[Records from a collection]
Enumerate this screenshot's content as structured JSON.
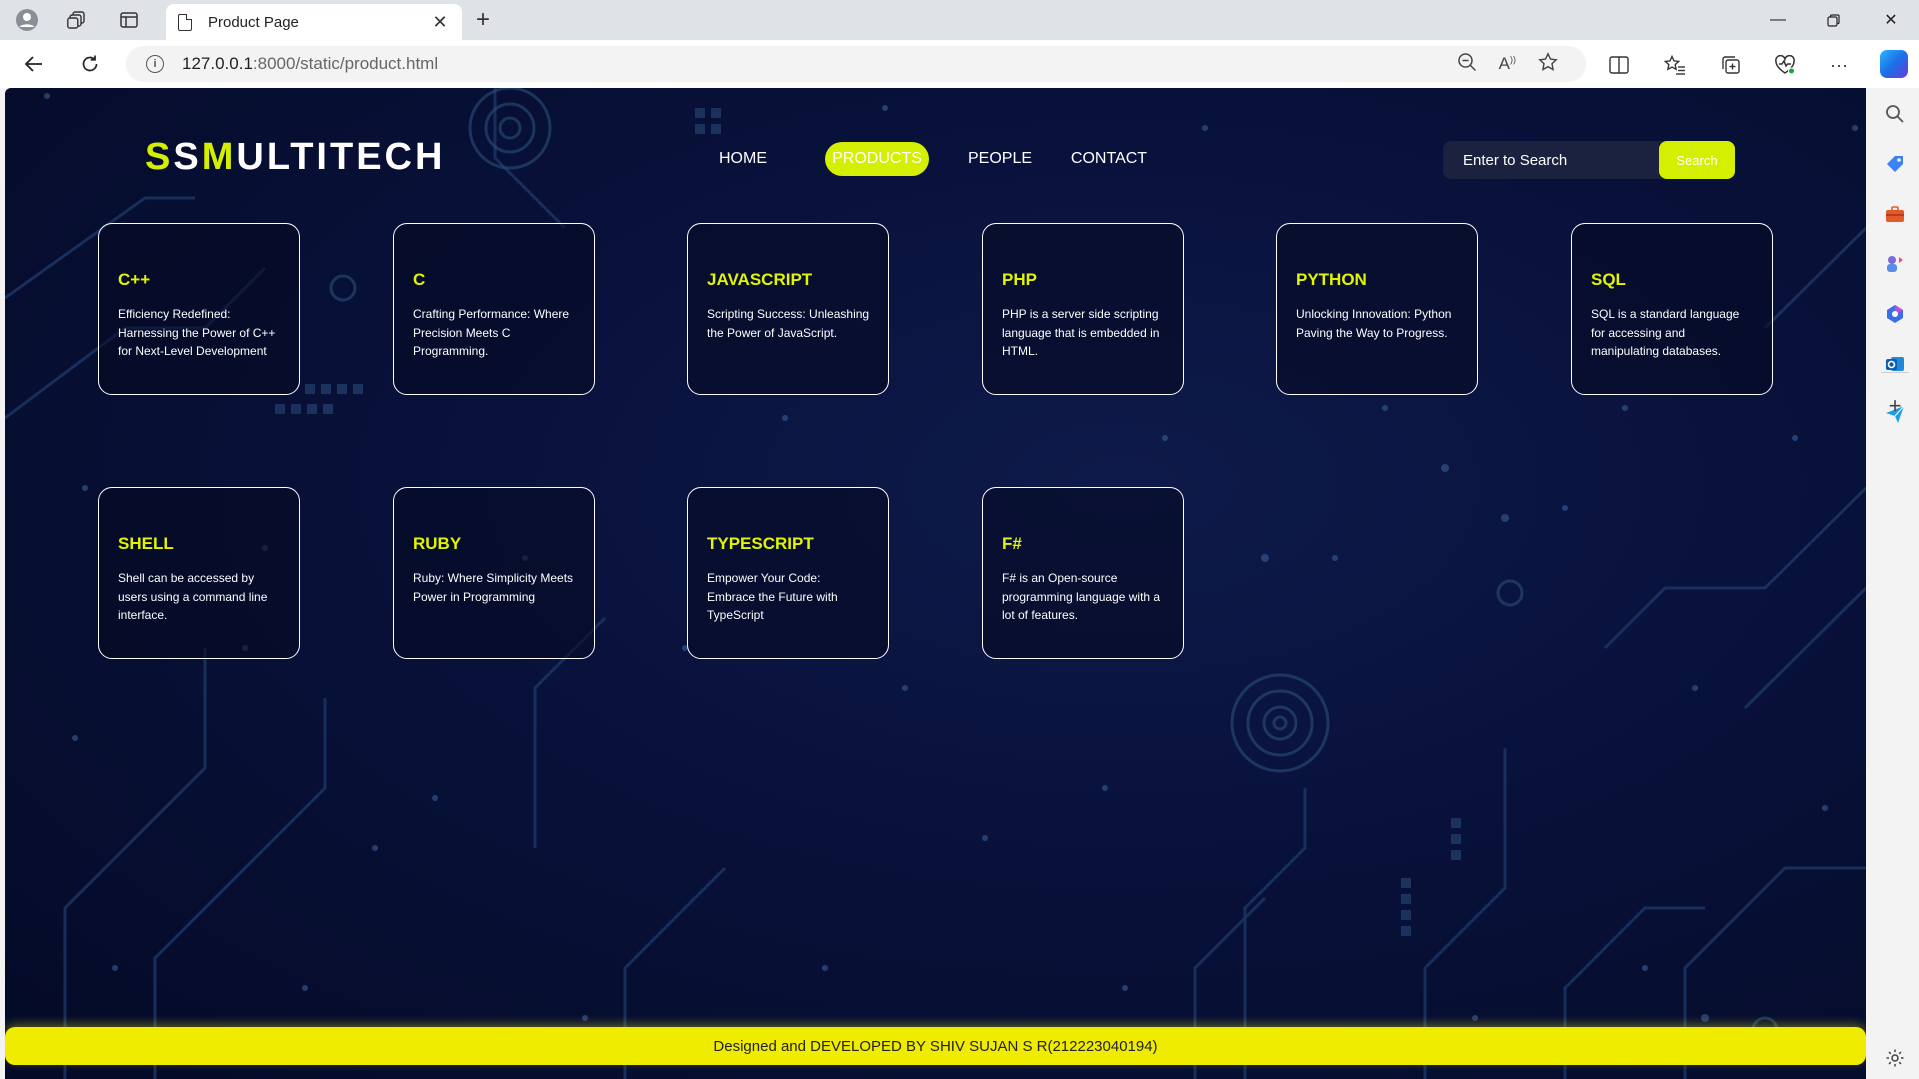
{
  "browser": {
    "tab_title": "Product Page",
    "url_host": "127.0.0.1",
    "url_path": ":8000/static/product.html"
  },
  "site": {
    "logo_accent1": "S",
    "logo_plain1": "S",
    "logo_accent2": "M",
    "logo_plain2": "ULTITECH",
    "nav": [
      "HOME",
      "PRODUCTS",
      "PEOPLE",
      "CONTACT"
    ],
    "active_nav": "PRODUCTS",
    "search_placeholder": "Enter to Search",
    "search_button": "Search",
    "accent_color": "#d4ef00",
    "footer": "Designed and DEVELOPED BY SHIV SUJAN S R(212223040194)"
  },
  "cards": [
    {
      "title": "C++",
      "text": "Efficiency Redefined: Harnessing the Power of C++ for Next-Level Development"
    },
    {
      "title": "C",
      "text": "Crafting Performance: Where Precision Meets C Programming."
    },
    {
      "title": "JAVASCRIPT",
      "text": "Scripting Success: Unleashing the Power of JavaScript."
    },
    {
      "title": "PHP",
      "text": "PHP is a server side scripting language that is embedded in HTML."
    },
    {
      "title": "PYTHON",
      "text": "Unlocking Innovation: Python Paving the Way to Progress."
    },
    {
      "title": "SQL",
      "text": "SQL is a standard language for accessing and manipulating databases."
    },
    {
      "title": "SHELL",
      "text": "Shell can be accessed by users using a command line interface."
    },
    {
      "title": "RUBY",
      "text": "Ruby: Where Simplicity Meets Power in Programming"
    },
    {
      "title": "TYPESCRIPT",
      "text": "Empower Your Code: Embrace the Future with TypeScript"
    },
    {
      "title": "F#",
      "text": "F# is an Open-source programming language with a lot of features."
    }
  ]
}
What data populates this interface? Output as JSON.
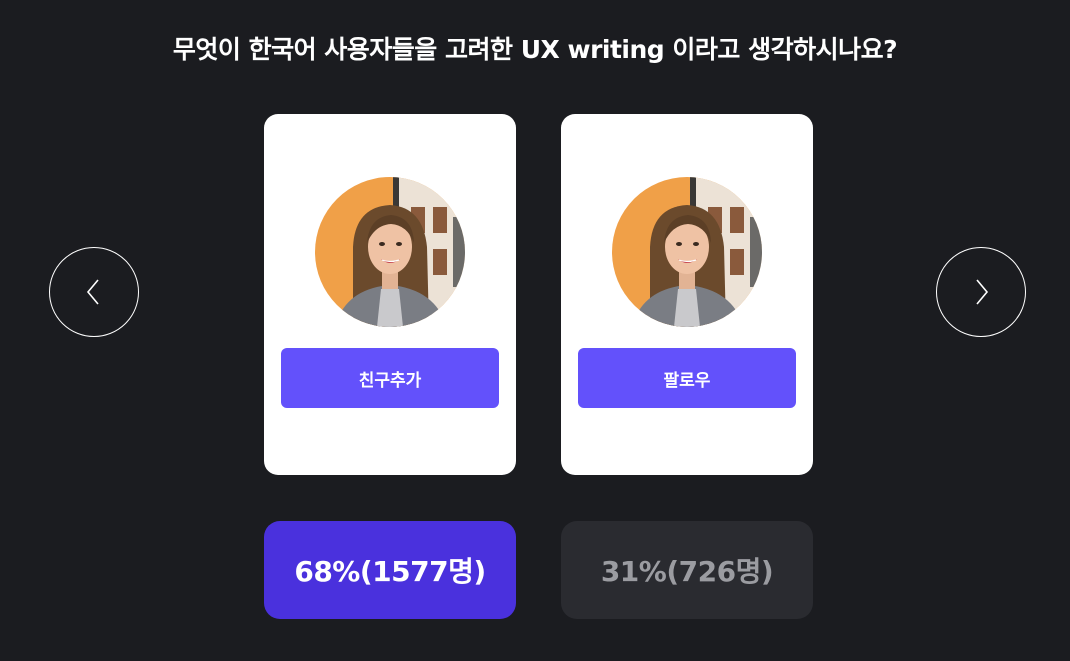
{
  "question": "무엇이 한국어 사용자들을 고려한 UX writing 이라고 생각하시나요?",
  "navigation": {
    "prev_icon": "chevron-left-icon",
    "next_icon": "chevron-right-icon"
  },
  "options": [
    {
      "button_label": "친구추가",
      "result_label": "68%(1577명)",
      "percent": 68,
      "votes": 1577,
      "selected": true
    },
    {
      "button_label": "팔로우",
      "result_label": "31%(726명)",
      "percent": 31,
      "votes": 726,
      "selected": false
    }
  ],
  "colors": {
    "background": "#1b1c20",
    "accent": "#6351fb",
    "result_selected": "#4a31dd",
    "result_unselected": "#2a2b30"
  }
}
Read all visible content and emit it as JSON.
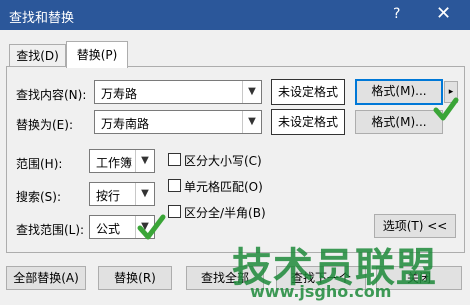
{
  "window": {
    "title": "查找和替换",
    "help": "?",
    "close": "✕"
  },
  "tabs": [
    {
      "label": "查找(D)"
    },
    {
      "label": "替换(P)"
    }
  ],
  "find": {
    "label": "查找内容(N):",
    "value": "万寿路",
    "format_status": "未设定格式",
    "format_button": "格式(M)...",
    "menu_arrow": "▸"
  },
  "replace": {
    "label": "替换为(E):",
    "value": "万寿南路",
    "format_status": "未设定格式",
    "format_button": "格式(M)..."
  },
  "options": {
    "scope_label": "范围(H):",
    "scope_value": "工作簿",
    "search_label": "搜索(S):",
    "search_value": "按行",
    "lookin_label": "查找范围(L):",
    "lookin_value": "公式",
    "match_case": "区分大小写(C)",
    "match_cell": "单元格匹配(O)",
    "match_width": "区分全/半角(B)",
    "options_button": "选项(T) <<"
  },
  "buttons": {
    "replace_all": "全部替换(A)",
    "replace": "替换(R)",
    "find_all": "查找全部",
    "find_next": "查找下一个",
    "close": "关闭"
  },
  "watermark": {
    "brand": "技术员联盟",
    "url": "www.jsgho.com"
  },
  "colors": {
    "titlebar": "#2b579a",
    "check_green": "#3aa537"
  }
}
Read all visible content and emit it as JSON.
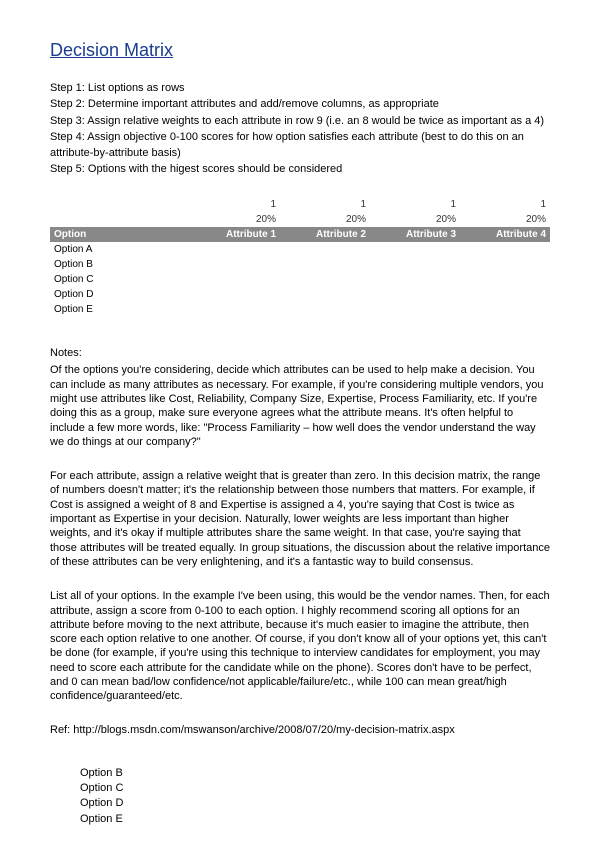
{
  "title": "Decision Matrix",
  "steps": [
    "Step 1: List options as rows",
    "Step 2: Determine important attributes and add/remove columns, as appropriate",
    "Step 3: Assign relative weights to each attribute in row 9 (i.e. an 8 would be twice as important as a 4)",
    "Step 4: Assign objective 0-100 scores for how option satisfies each attribute (best to do this on an attribute-by-attribute basis)",
    "Step 5: Options with the higest scores should be considered"
  ],
  "matrix": {
    "weights": [
      "1",
      "1",
      "1",
      "1"
    ],
    "percents": [
      "20%",
      "20%",
      "20%",
      "20%"
    ],
    "header": {
      "option": "Option",
      "attrs": [
        "Attribute 1",
        "Attribute 2",
        "Attribute 3",
        "Attribute 4"
      ]
    },
    "options": [
      "Option A",
      "Option B",
      "Option C",
      "Option D",
      "Option E"
    ]
  },
  "notes_heading": "Notes:",
  "para1": "Of the options you're considering, decide which attributes can be used to help make a decision. You can include as many attributes as necessary. For example, if you're considering multiple vendors, you might use attributes like Cost, Reliability, Company Size, Expertise, Process Familiarity, etc. If you're doing this as a group, make sure everyone agrees what the attribute means. It's often helpful to include a few more words, like: \"Process Familiarity – how well does the vendor understand the way we do things at our company?\"",
  "para2": "For each attribute, assign a relative weight that is greater than zero. In this decision matrix, the range of numbers doesn't matter; it's the relationship between those numbers that matters. For example, if Cost is assigned a weight of 8 and Expertise is assigned a 4, you're saying that Cost is twice as important as Expertise in your decision. Naturally, lower weights are less important than higher weights, and it's okay if multiple attributes share the same weight. In that case, you're saying that those attributes will be treated equally. In group situations, the discussion about the relative importance of these attributes can be very enlightening, and it's a fantastic way to build consensus.",
  "para3": "List all of your options. In the example I've been using, this would be the vendor names. Then, for each attribute, assign a score from 0-100 to each option. I highly recommend scoring all options for an attribute before moving to the next attribute, because it's much easier to imagine the attribute, then score each option relative to one another. Of course, if you don't know all of your options yet, this can't be done (for example, if you're using this technique to interview candidates for employment, you may need to score each attribute for the candidate while on the phone). Scores don't have to be perfect, and 0 can mean bad/low confidence/not applicable/failure/etc., while 100 can mean great/high confidence/guaranteed/etc.",
  "ref": "Ref: http://blogs.msdn.com/mswanson/archive/2008/07/20/my-decision-matrix.aspx",
  "bottom_options": [
    "Option B",
    "Option C",
    "Option D",
    "Option E"
  ]
}
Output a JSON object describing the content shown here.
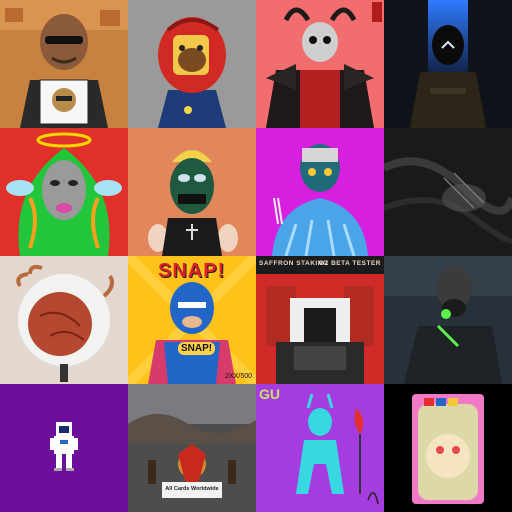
{
  "grid": {
    "tiles": [
      {
        "id": "t1",
        "bg": "#c8823f",
        "accent": "#3a2a1d",
        "overlay": ""
      },
      {
        "id": "t2",
        "bg": "#9a9a9a",
        "accent": "#d12a25",
        "overlay": ""
      },
      {
        "id": "t3",
        "bg": "#f26d6d",
        "accent": "#1f1a1a",
        "overlay": ""
      },
      {
        "id": "t4",
        "bg": "#11131c",
        "accent": "#2f7bff",
        "overlay": ""
      },
      {
        "id": "t5",
        "bg": "#e0302a",
        "accent": "#22c63a",
        "overlay": ""
      },
      {
        "id": "t6",
        "bg": "#e1875b",
        "accent": "#1f5a40",
        "overlay": ""
      },
      {
        "id": "t7",
        "bg": "#d81fe0",
        "accent": "#2f6cbb",
        "overlay": ""
      },
      {
        "id": "t8",
        "bg": "#1a1a1a",
        "accent": "#555555",
        "overlay": ""
      },
      {
        "id": "t9",
        "bg": "#e3d8cf",
        "accent": "#b44830",
        "overlay": ""
      },
      {
        "id": "t10",
        "bg": "#ffc21a",
        "accent": "#2266c8",
        "overlay": "SNAP!"
      },
      {
        "id": "t11",
        "bg": "#cf2b26",
        "accent": "#1b1b1b",
        "overlay": ""
      },
      {
        "id": "t12",
        "bg": "#28313a",
        "accent": "#5df24b",
        "overlay": ""
      },
      {
        "id": "t13",
        "bg": "#6e0f9b",
        "accent": "#ffffff",
        "overlay": ""
      },
      {
        "id": "t14",
        "bg": "#4d4d4d",
        "accent": "#c8291d",
        "overlay": ""
      },
      {
        "id": "t15",
        "bg": "#a53ce0",
        "accent": "#38d8e0",
        "overlay": ""
      },
      {
        "id": "t16",
        "bg": "#000000",
        "accent": "#d7f0a0",
        "overlay": ""
      }
    ]
  },
  "labels": {
    "t10_bubble": "SNAP!",
    "t10_chest": "SNAP!",
    "t10_counter": "2XX/500",
    "t11_left": "SAFFRON STAKING",
    "t11_right": "OZ BETA TESTER",
    "t14_caption": "All Cards Worldwide",
    "t15_tag": "GU"
  }
}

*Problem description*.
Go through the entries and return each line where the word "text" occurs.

*Exercise result*.
      "text": "Efficiency Redefined: Harnessing the Power of C++ for Next-Level Development"
      "text": "Crafting Performance: Where Precision Meets C Programming."
      "text": "Scripting Success: Unleashing the Power of JavaScript."
      "text": "PHP is a server side scripting language that is embedded in HTML."
      "text": "Unlocking Innovation: Python Paving the Way to Progress."
      "text": "SQL is a standard language for accessing and manipulating databases."
      "text": "Shell can be accessed by users using a command line interface."
      "text": "Ruby: Where Simplicity Meets Power in Programming"
      "text": "Empower Your Code: Embrace the Future with TypeScript"
      "text": "F# is an Open-source programming language with a lot of features."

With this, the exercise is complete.